Whilst there is no such thing as 'wrong' body language, being aware of how others might interpret your expressions, motions and gestures is important. It can be tough to examine your own body language and even tougher to change ingrained bad habits, but could it be that your body language is holding you back?
What is body language?
Body language covers all types of non-verbal communication, such as your posture, gestures, facial expressions – even eye movements. The way you use the space around you is also classed as body language, so if you're pacing or swaying on the spot, this could be interpreted as nervousness or uncertainty.
What's your body language saying?
When you meet someone, you usually form an opinion of them in less than a second (2) based on their body language and non-verbal cues. This explains why we take an instant dislike to some people before they have even opened their mouths! Of course, your opinion might change once you get to know them, but it makes sense that stand-offish body language can make a negative first impression. Here are just a few examples of typical body language 'mistakes' that could give people the wrong impression when they meet you:
- Avoiding eye contact – This can make you seem nervous or untrustworthy, so you could always try to hold eye contact a bit longer. We're not saying you should be staring, that is off-putting in itself!
- Crossing your arms – Whilst this is something many of us do when we are nervous or stressed, it can make you appear defensive and closed off. Keeping your arms in a neutral position, at your sides, is far more welcoming and relaxed
- Nodding a lot – Again, this can be a sign of shyness and nerves, but nobody wants to look like a nodding dog! Nodding too much can seem disingenuous, so try peppering the conversation with “I see” and “mm-hmm” rather than nodding constantly!
- Holding your hands behind your back – This makes you appear unfriendly and closed off. If in doubt, keep your hands at your sides
- Standing with your hands on your hips – This is usually seen as aggressive and intimidating, so it should be avoided unless you're deliberately trying to be authoritative at work
Tips for more positive body language
There is no magic way to make people warm to you, and no secret to learning more positive body language – it's all about making small changes to your body language habits. We uncover a few things you can change that will help you to make a more positive impression.
Smiling – and we're talking an authentic smile here, not a fake one – will automatically make you feel happier (3) and makes you seem more approachable. People are more likely to view you as friendly, and more likely to do what you ask of them or help you out if they see you smiling.
Use your hands to express your feelings, but don't become one of those people who wildly gesticulates with every word; that's not appealing! Keep your movements controlled and definitely don't fidget or fiddle with your hair or clothes, as this conveys nervousness and uncertainty. Use your hands to make bold, articulate gestures that emphasise what you are saying and help you to get your point across.

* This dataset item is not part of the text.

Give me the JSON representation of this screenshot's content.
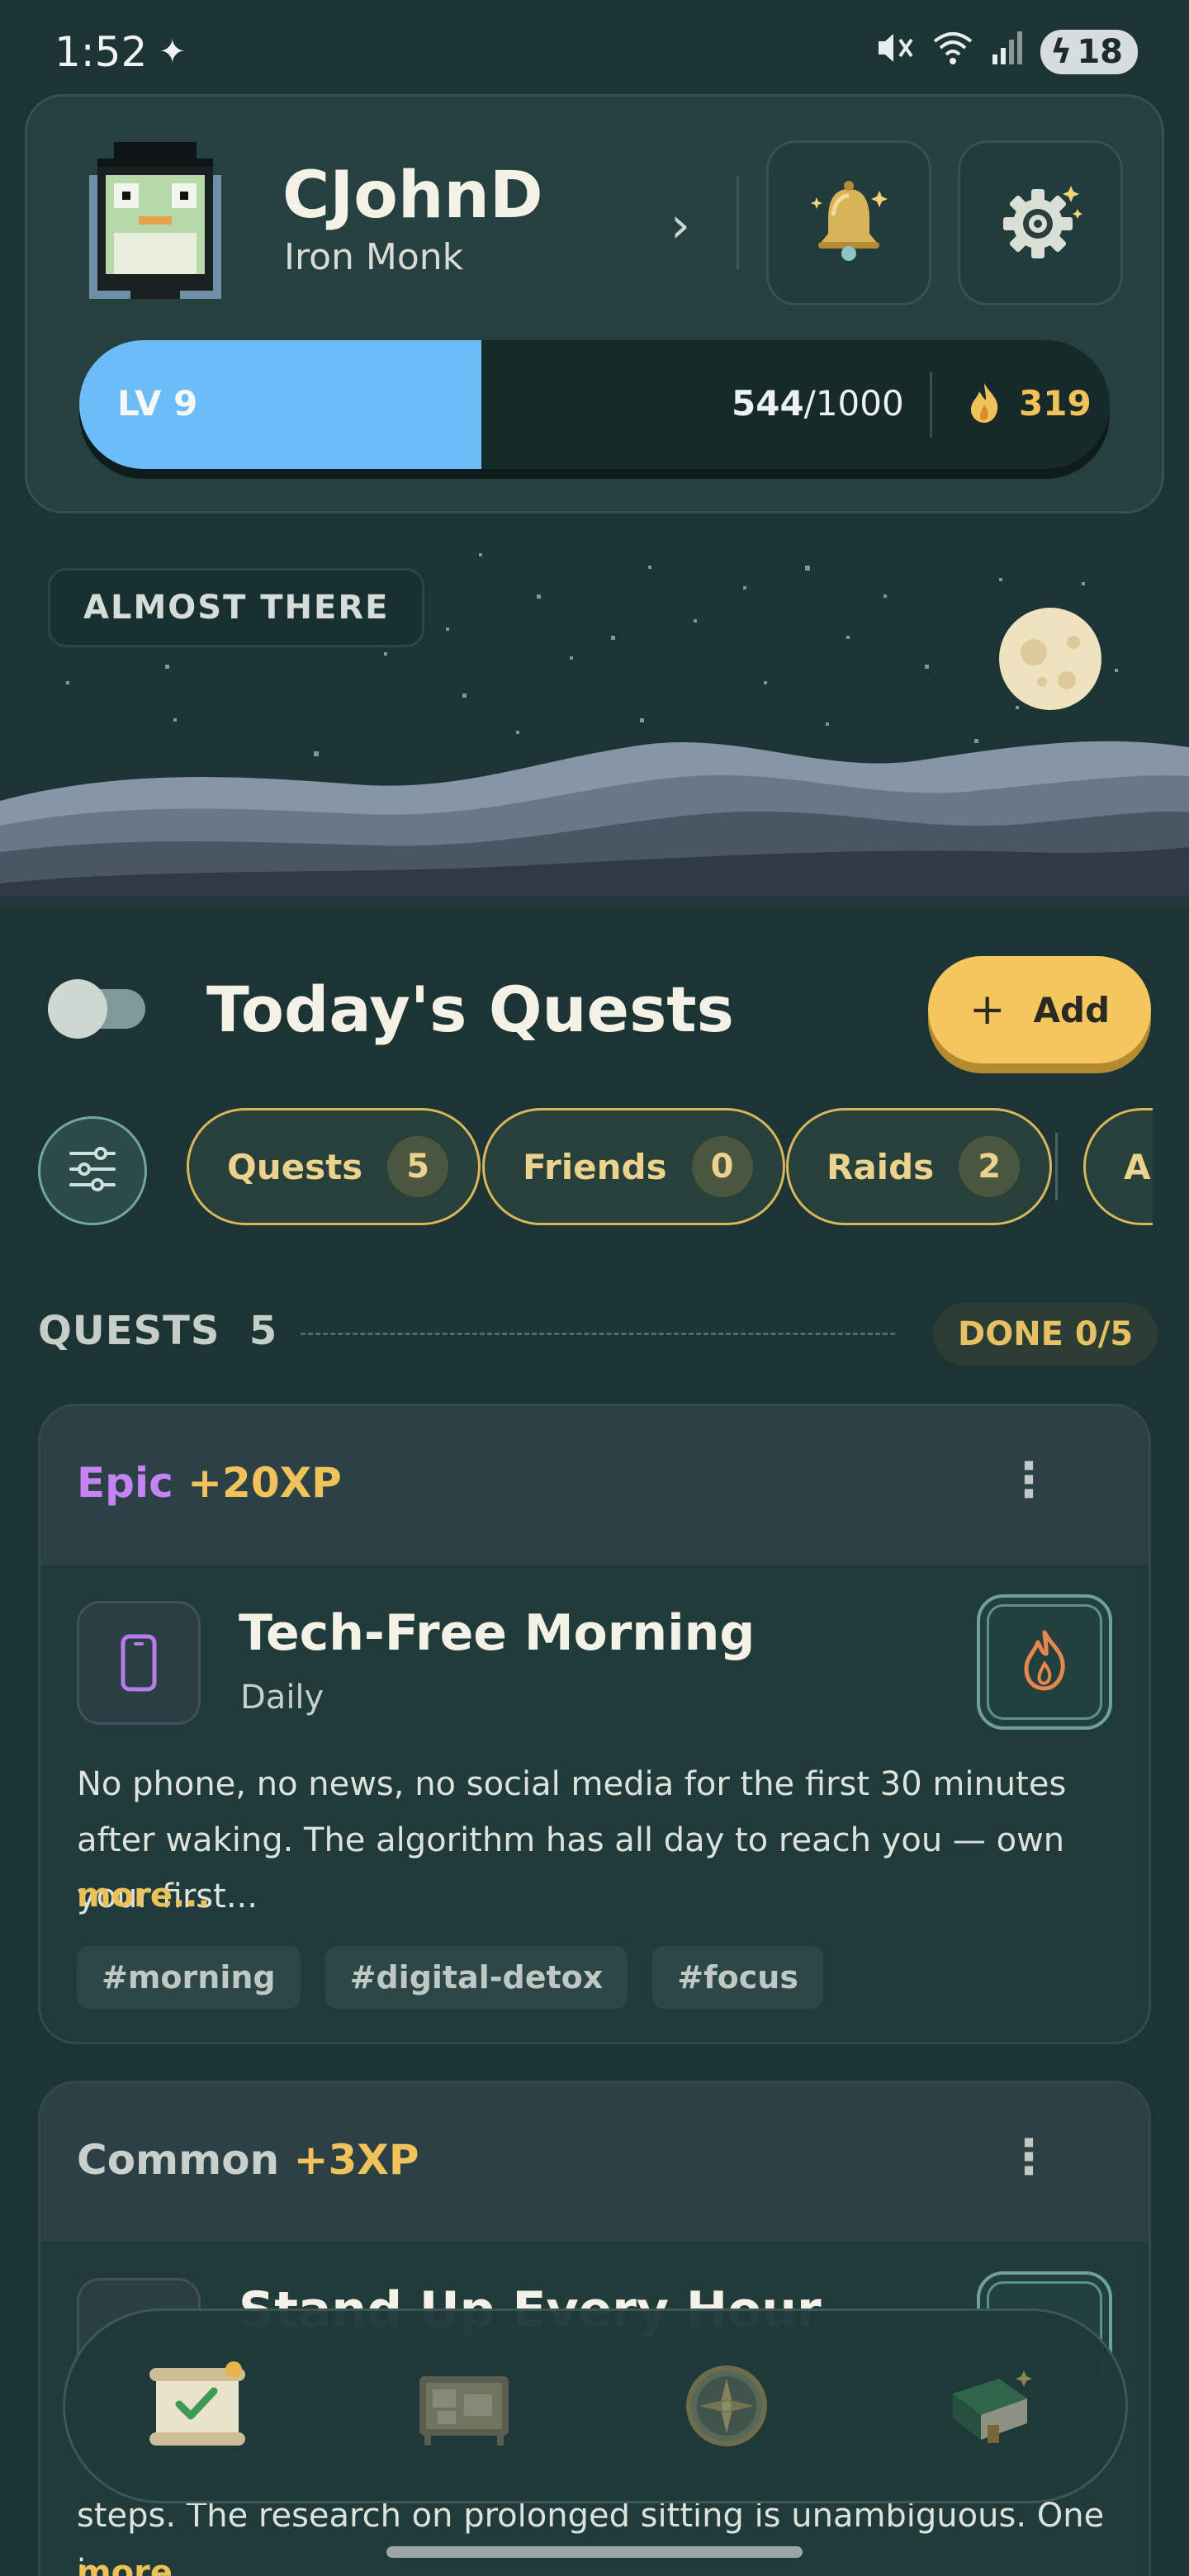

It can be tempting to sit with your legs crossed and many of us do this regularly. But did you know that tightly crossing your legs makes you seem closed off? Sit with your feet firmly on the ground and try to avoid restlessly bouncing your leg or tapping your feet – this can make you appear bored or disinterested.
Blankly staring at someone is the quickest way to make them feel uncomfortable, not to mention it's downright creepy and could make someone angry! But avoiding eye contact can make you seem shift – there's a balance to be struck. Many people assume that if someone is lying, they won't be able to look you in the eye. This isn't actually true (4) but most people still assume that good eye contact is a sign of telling the truth, so it's something worth mastering.
You might think that nobody notices your feet. Sure, on a conscious level, we probably spend no time at all looking at somebody else's feet, but body language is often picked up by the subconscious, and your feet can actually signal your mood and intentions to others! Your feet usually point to where you're going, or where you would rather be, so if you notice someone's feet pointing away from your during a conversation, that's a sign they're disinterested. When talking to someone, your feet should be forming a “V” in their direction to welcome them and show interest in the conversation.
Can body language really help you get ahead?
So, you're working on changing your body language and including more positive gestures and habits in your non-verbal communications. But can this really help you get ahead in life? Body language can tell others about your attitude, your personality and your goals. In fact, in business, body language can make or break a deal – you may not be saying anything, but your gestures are speaking volumes (5)! Working on developing a confident handshake, good posture and eye contact will ensure clients and colleagues view you as trustworthy and reputable. Fiddling with your hair or tie at a job interview might make potential employers question your ability to do the job, as you'll seem nervous and unprofessional. So body language really can impact on both your personal and professional life. If you're failing in business or can't seem to get past the first date with a new partner, perhaps it's time to take a look at your body language and see what it's saying about you!
READ THIS NEXT: Hey, it's okay to be an introvert